The U.S. just sanctioned Russia’s infamous “Troll Factory” and “Putin’s chef”

The U.S. Treasury Department sanctioned a number of Russian entities and individuals.
March 15, 2018, 3:01pm

The U.S. Treasury Department just slapped sanctions on a number of Russian entities and individuals, including the country’s notorious “Troll Factory” and the man who allegedly controlled it, known as “Putin’s chef.”

The fresh round of sanctions announced on Thursday target five Russian entities and 19 individuals for “their attempted interference in U.S. elections” in 2016. They come a month-and-a-half after a congressionally imposed deadline to impose new sanctions against Russia had passed. Despite the delay, Thursday’s sanctions amount to the harshest penalties imposed by the White House against Russia to date. They bar the individuals from traveling to the U.S. and freeze whatever assets they have in the country.

Most notably, the U.S. targeted the Internet Research Agency, a covert operation based in St. Petersburg and known as the "Troll Factory," where the Kremlin allegedly orchestrated its disinformation campaign to sway the U.S. election in 2016.

The sanctions also target Yevgeniy Prigozhin, one of Putin's closest confidants. Known in Russian media as Putin's "chef," Prigozhin is thought to be the mastermind financier behind the Internet Research Agency’s troll army that spammed social media with fake news, helped organize political demonstrations, and harassed U.S. journalists.
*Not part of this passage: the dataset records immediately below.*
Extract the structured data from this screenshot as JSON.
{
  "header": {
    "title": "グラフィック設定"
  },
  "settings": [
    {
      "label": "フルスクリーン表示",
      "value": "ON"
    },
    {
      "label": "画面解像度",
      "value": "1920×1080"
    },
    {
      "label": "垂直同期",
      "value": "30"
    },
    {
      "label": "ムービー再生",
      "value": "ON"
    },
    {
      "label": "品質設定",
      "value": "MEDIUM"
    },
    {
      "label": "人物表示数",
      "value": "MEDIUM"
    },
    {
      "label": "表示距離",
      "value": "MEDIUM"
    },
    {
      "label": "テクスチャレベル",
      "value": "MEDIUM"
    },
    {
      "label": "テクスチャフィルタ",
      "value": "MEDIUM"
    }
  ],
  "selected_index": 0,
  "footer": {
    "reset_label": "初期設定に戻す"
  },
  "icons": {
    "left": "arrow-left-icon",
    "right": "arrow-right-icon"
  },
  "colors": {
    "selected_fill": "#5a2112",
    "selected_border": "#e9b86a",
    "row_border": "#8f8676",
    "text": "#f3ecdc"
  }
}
READ: Putin's "Erik Prince" is tied to some of Russia's riskiest covert operations

FBI special counsel Robert Mueller, who’s leading the investigation into Russia meddling in the U.S. election, indicted Progozhin last month along with 12 other Russians, all linked to the Internet Research Agency.

Operating since 2014, the Internet Research Agency ran an increasingly sophisticated campaign against the U.S. by “impairing, obstructing, and defeating the lawful functions of government,” according to the indictment Mueller filed last month.

The indictment lays out in detail how a comprehensive campaign called “Project Lakhta,” conducted using social media channels as well as in-person, sowed “discord in the U.S. political system," according to the indictment.

READ: Everything we know about the Russia operatives accused of meddling in the U.S. election

Prigozhin previously served nine years in jail for offenses including fraud and robbery, according to independent Russian media outlet Meduza. Following his time in jail, he turned to the restaurant business, first selling hot dogs and then haute cuisine.

Prigozhin’s relationship with Putin, who he met in 2001, grew after personally serving the Russian president at one of his restaurants.

Cover image: Russian President Vladimir Putin chairs a meeting with the permanent members of the Security Council of the Russian Federation. (Michael Klimentyev/Sputnik via AP)